When I first learned how to drive, I drove very cautiously. I drove nearly five hours in empty parking lots before I was ready to go on the open road (rather my mom made me go on the road). I always made sure I drove exactly the speed limit and completely stopped at all stop signs. I didn’t want to be a reckless driver and get in trouble with the law. As time went on, I became more comfortable with the road and I loosened my driving restrictions. I began to drive faster, around ten miles per hour over the speed limit and occasionally I didn’t completely stop at stop signs. After I had racked up fifty hours of driving, taken driver’s education, and had behind the wheel training with an instructor, I set out for my license. I obtained it on my first try, and I was proud of that. Most people I know took a few tries to pass the driver’s test. I was excited, but I didn’t have my own car. I knew I could only go out as often and my parents let me.
The first time I drove by myself was a big shock. There was no one there to tell me if I was driving too fast and to slow down. I was in charge of my driving; I was responsible for my actions. The first few times I was alone I tried to abide by the speed limit, but after a while I once again became comfortable with the road. I started to drive a little faster and more casually.
Then one night my friend invited me to his house to watch a movie. My parents agreed that I could drive over, since my friend only lived four minutes away. It was around 9:00 PM and it was dark out. I followed my normal procedure of pulling out of the driveway. I looked left, no one there. I looked right, no one there. I looked left again, no one there. I began my right turn out of the driveway, then out of the corner of my eye I saw two lights flying towards me coming over the hill.
I panicked; I didn’t know what to do. This nitwit was going around sixty miles per hour on my thirty-five mile per hour road. Should I stop? I was already more than half way in the road. Should I pull out really fast and hope he can slow down in time? I made neither of these choices; I reverted to my old ways. As I said a prayer, I nonchalantly pulled out of the driveway at a safe speed and slowly accelerated towards the thirty-five mile per hour speed limit. I heard the speeding car blare its horn as it approached me. I continued on my leisurely pace.
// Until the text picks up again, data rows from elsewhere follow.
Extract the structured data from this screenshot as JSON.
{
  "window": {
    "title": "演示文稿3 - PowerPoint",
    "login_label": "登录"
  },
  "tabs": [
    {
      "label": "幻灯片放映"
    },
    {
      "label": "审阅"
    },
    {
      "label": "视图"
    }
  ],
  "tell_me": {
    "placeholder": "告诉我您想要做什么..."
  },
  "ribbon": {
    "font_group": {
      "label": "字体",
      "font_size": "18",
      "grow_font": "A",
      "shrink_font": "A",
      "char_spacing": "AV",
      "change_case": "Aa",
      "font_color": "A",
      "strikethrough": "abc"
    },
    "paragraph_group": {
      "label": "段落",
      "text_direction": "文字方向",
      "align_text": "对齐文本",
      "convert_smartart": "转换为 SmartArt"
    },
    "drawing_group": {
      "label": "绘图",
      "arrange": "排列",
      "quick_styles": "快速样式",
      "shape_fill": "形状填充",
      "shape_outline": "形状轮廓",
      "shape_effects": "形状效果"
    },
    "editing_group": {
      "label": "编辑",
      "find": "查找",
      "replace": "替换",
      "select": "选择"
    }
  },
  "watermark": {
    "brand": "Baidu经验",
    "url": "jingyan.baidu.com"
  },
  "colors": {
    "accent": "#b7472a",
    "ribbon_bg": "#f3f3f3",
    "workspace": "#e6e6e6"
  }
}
I thought, “As long as I’m following the law, I’ll be fine. I don’t need to speed up.” Almost as quickly as I heard the horn yelling behind me, I saw a streak of lights to my left. The driver had turned into the oncoming lane to pass me. The car quickly peeled away from me. The sound of the horn and the lights faded away and the car was out of sight within ten seconds. I meanwhile, was still going the speed limit all the way down the road to my friend’s house.
It didn’t quite hit me until after I got out of the car, but I could have been killed right then! I actually wasn’t really sure if I was still alive. I replayed the moment in my head numerous times while I was at my friend’s house. I couldn’t really concentrate on the movie. I remembered looking back to my left before pulling out, seeing no one, and then as I was already more than half way in the road I saw the car speed over the hill to my left. What if I had done something different? If I were to speed out of the driveway, would he have still tried to pass me? It would have taken him longer to pass me and a could have he could have hit a car in the oncoming traffic. What if he lost control as he passed me? What if I sped out of the driveway and lost control? He could have hit me at a very high speed. What if there was an oncoming car? He was going too fast and I was going too slow, so I don’t think he could have stopped. In the end, I decided that I probably made the best decision. There was nothing I could really do to stop the mistake of someone else.
Then I began to ponder, what if I was the one speeding over the hill. What would I have done? I thought for a while, but realized that I don’t have to ever be in that situation. It was a really bad situation that could have been easily avoided. If he wasn’t speeding, I would have had time to see him and stop pulling out of the driveway. Even if I had been pulled out of the driveway too soon, he would have been able to slow down if he was going the speed limit. He wouldn’t have had to risk passing me and driving into oncoming traffic.
I had an epiphany at that moment. I then understood why speed limits and rules of the road are so important. They prevent accidents from happening. They save lives. Now when I drive, I make sure I’m following the speed limit very closely. I don’t want to be that guy flying over the hill putting someone who is following the law in a bad situation. I don’t want to ignore a stop sign and hurt someone who did make a complete stop. Without that scary moment, I still might be driving too fast and eventually pay for it. I now know to follow the rules.